You are to use the colored troops as you think best, so as to relieve the white troops from duty where they would be exposed to disease.
x. x. xxxxxxxxx,
Those Southerners, what a group of bad men….
Wait, this order came out 9 days later, I reveal the year and the general for the above note:
GENERAL ORDERS, HDQRS. DEPT. OF NORTH CAROLINA,, ARMY OF THE OHIO, Numbers 84.
Raleigh, N. C., June 13, 1865.
The time has arrived when I must bid farewell to many of my old comrades of the Army of the Ohio, and doubtless the time will soon come when we all must separate. It is a farewell tinged with no feeling of sadness, save for the loss of our brave comrades who have fallen. Our thoughts at parting are of duty faithfully done, of hardships and dangers bravely met, of battles fought and victories won, of our glorious Union saved from destruction and more firmly reestablished on the basis of freedom for all, of dear homes and friends to which we are returning, rendered tenfold more dear by the price it has cost us to preserve them, and of the grateful welcome that awaits us among our friends and countrymen.

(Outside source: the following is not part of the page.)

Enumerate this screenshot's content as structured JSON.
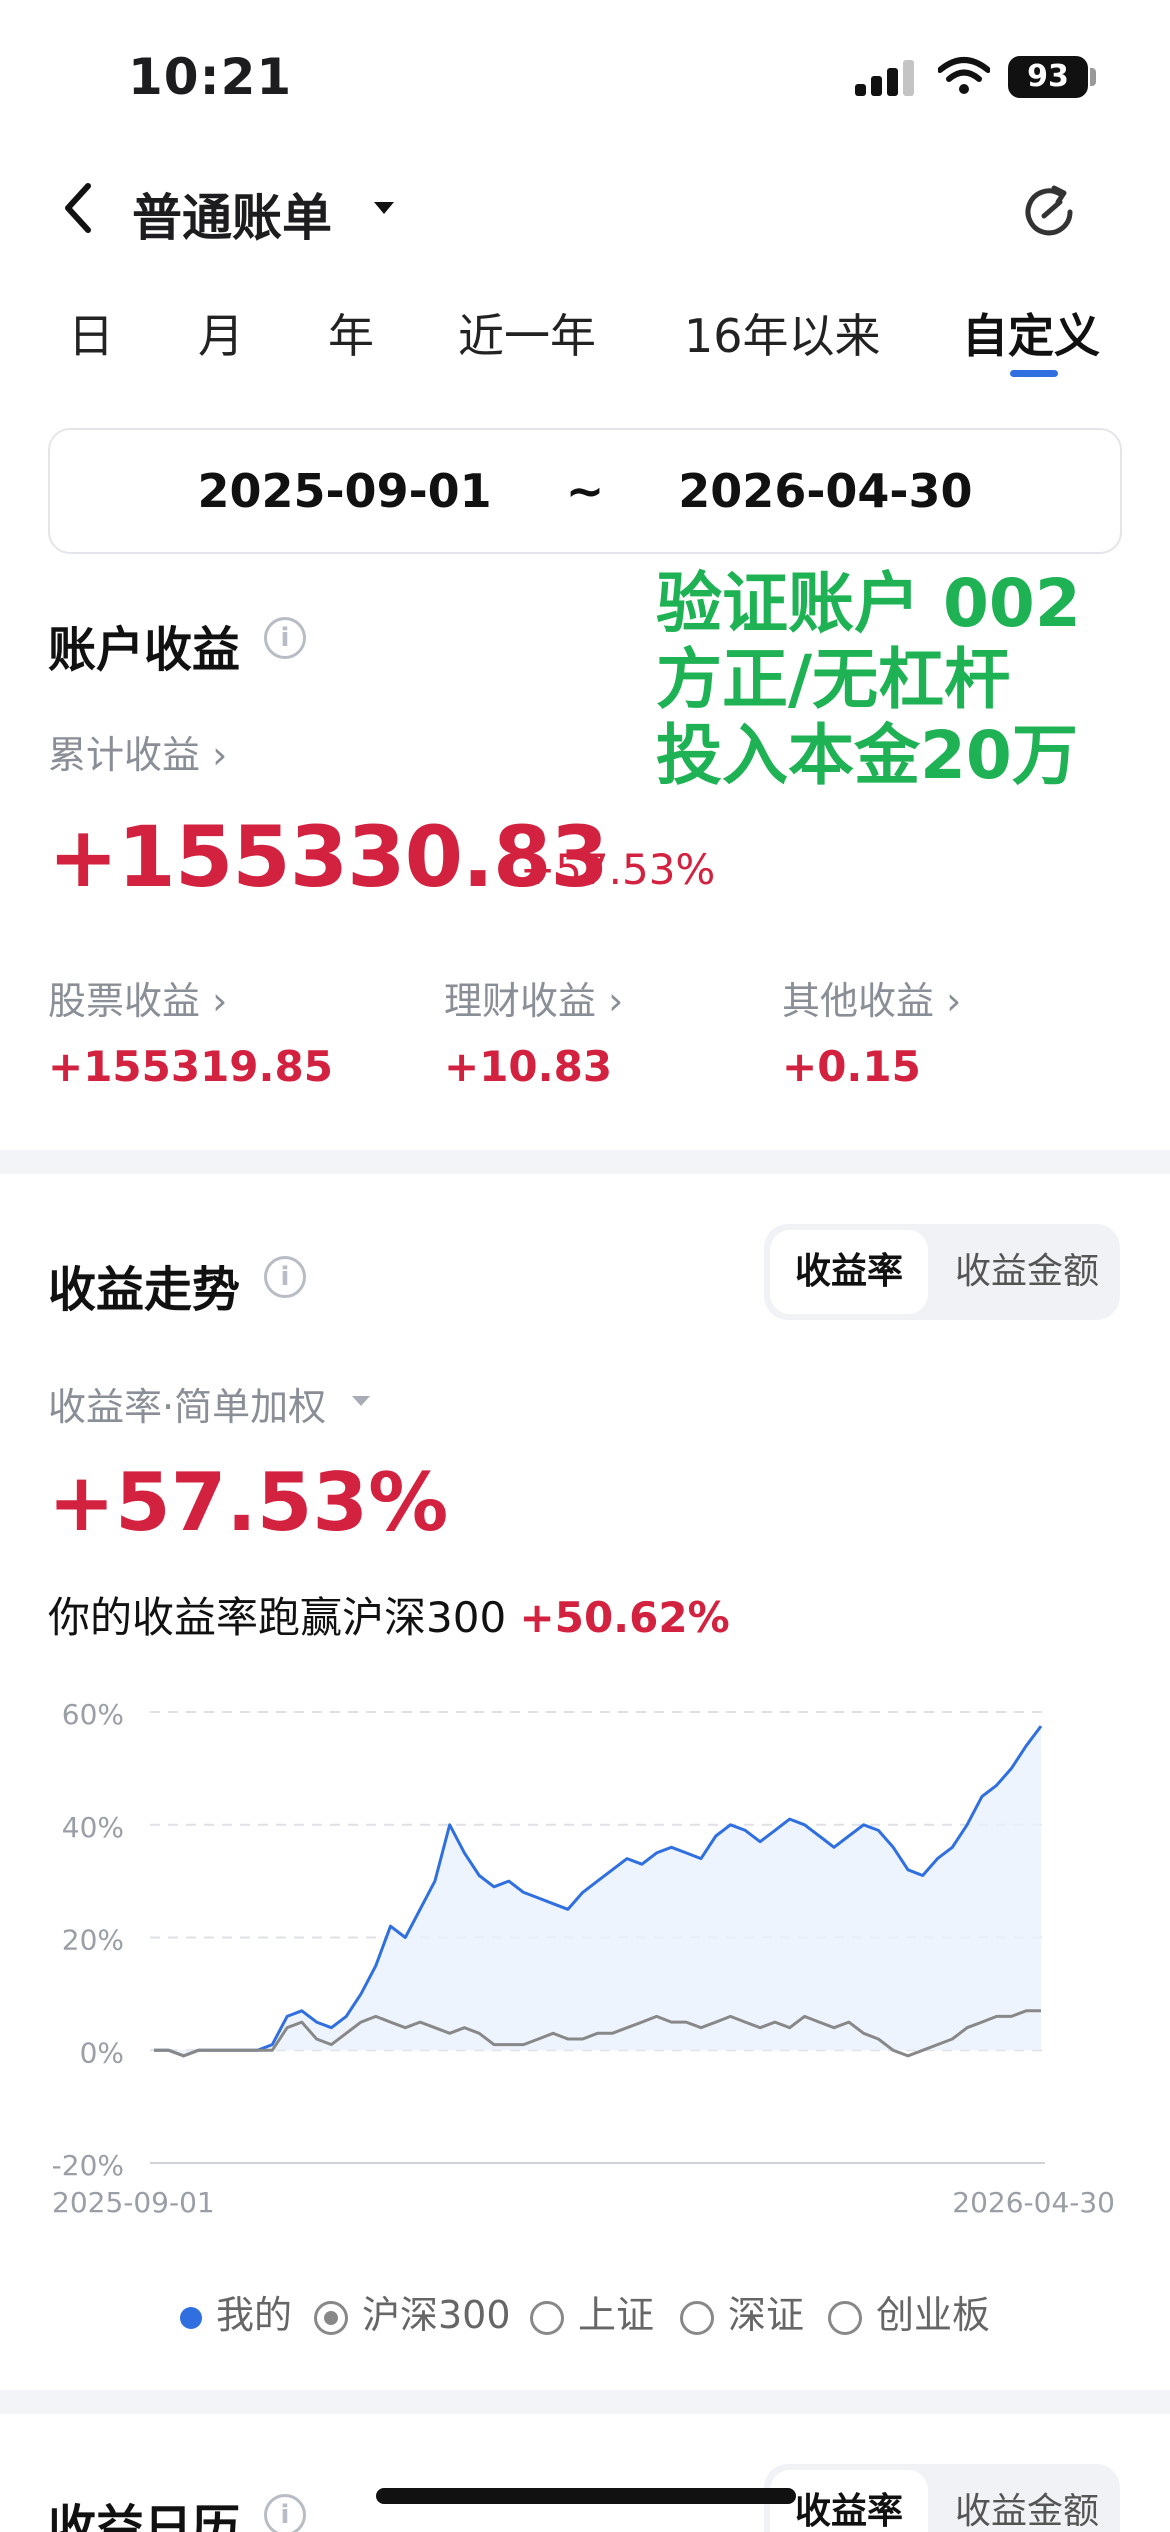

Let the memory of Knoxville, Resaca, Dallas, Kennesaw, Chattahoochee, and Atlanta; of Columbia, Franklin, and Nashville; of Fort Wagner, Drewry’s Bluff, Cold Harbor, Petersburg, Richmond, and Fort Harrison; of Fort Fisher, Anderson, Wilmington, and Kinston, ever remind us of the priceless value of our free institutions, and incite in us that faithful discharge of our duties as citizens which alone can secure to us and to our posterity the full fruits of the victories which as soldiers we have won.
My comrades, I bid you farewell, and may Almighty God bless and reward you for patriotism and fidelity in the cause of liberty and Union, and may he comfort and protect the widows and orphan children of our comrades who have given their lives for their country.
J. M. SCHOFIELD,
Things were not as clear-cut as we have convinced ourselves during the intervening 150 years.